Lucie, born Schmouker, is the great granddaughter of one of the first coolies who came to Tahiti to farm the Atimaono plantation. Born in 1842 and originally from Sichuan, this Hakka settled with his wife and children in Hong Kong before leaving alone for Tahiti in 1865. His registration number was 102 and he was known by the name Chee Ayée or Apao. A charismatic individual, he quickly became a leader in the Chinese community. Chee Ayée settled in Papara after the closing of the plantation and never brought his family from China. Instead, he moved in with a Tahitian woman, Terautahi Mihinoa a Tati, a daughter of Tati, a big chief in the district of Papara. “It is thanks to my great-grandfather and his alliance that the Chinese were able to obtain land in Mamao and construct a temple, a dispensary and a sanctuary for elderly people,” Lucie reveals. Chee Ayée had two sons. One never had any children and lived his entire life close to the temple. The other, Lucie’s grandfather, had 15 children with a Tahitian woman from Papara. Lucie’s mother, just like her brothers and sisters, grew up in a Polynesian environment and didn’t speak Chinese, even though according to the French administration, she was a considered a Chinese national until she married Lucie’s father, a Frenchman from Lorraine.
A simple phrase when she was born determined her “Chinese” destiny”: “I had chubby cheeks with slanted eyes, which surprised my paternal grandmother, who exclaimed, ‘What a pretty Tonkinese!” When my father heard that, he decided that I would be the Chinese one in the family. My father had the greatest admiration for Chinese culture,” Lucie recalled. Upon her father’s wishes, she was the only one in the family to attend the Chinese school as soon as she turned three to learn Hakka and a little Mandarin. Despite the closing of the Chinese schools in the 1960s, she managed to go to school there until she was 15. “I studied in Taiwan in a high school for Chinese who live overseas. It was such a shock. I knew only a few words of Mandarin and I had to catch up. The food and austere living conditions were very hard for me. However, over there, I made Chinese friends from all over the world.” Still today, Lucie has maintained strong ties with Taiwan where a Taiwanese family adopted her.

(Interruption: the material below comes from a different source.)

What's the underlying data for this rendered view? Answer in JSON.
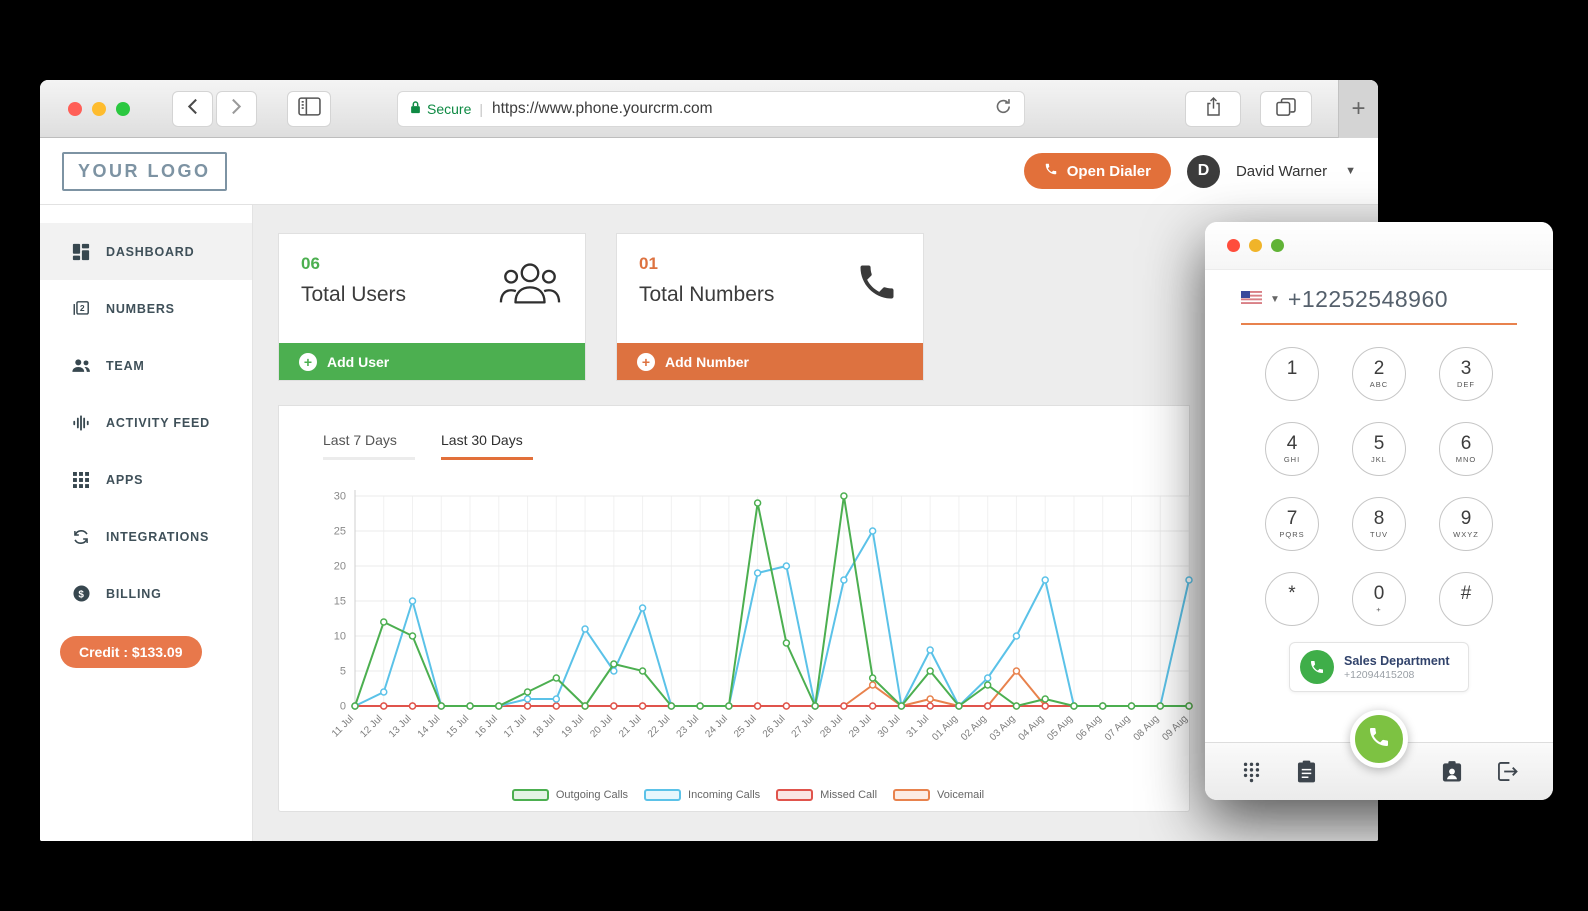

Not long after she received her high school diploma in Taiwan, her father passed away, leaving the young girl to make her own choices. “My father had always decided my future and for the first time, I didn’t have a clue what to do.” Lucie decided to leave for France. She received a scholarship and studied at the National Institute for Oriental Languages and Civilizations (INALCO) all the while taking courses in French to strengthen her writing. She received a teaching license and an interpreting degree. In Paris, she met her husband, a Polynesian of Chinese origin and wanted to return to Tahiti. “When I received my degree in 1979, I asked for an interview with the Paul Cousseran, the High Commissioner, to request that Chinese language be taught in schools in French Polynesia. In 1980, I was the first teacher of Mandarin in a public institution in Tahiti.” Lucie, the one her father chose to be Chinese, today speaks Hakka with her husband, in-laws and Chinese friends in Tahiti. She also maintains the traditions. Her two daughters do not speak Hakka, but they learned Mandarin. Lucie states, “I have not always felt good in my skin. I had a hard time finding my place between two worlds and two cultures. It is in Paris where I finally found myself. My children think I am the one who is the most Chinese in the family!”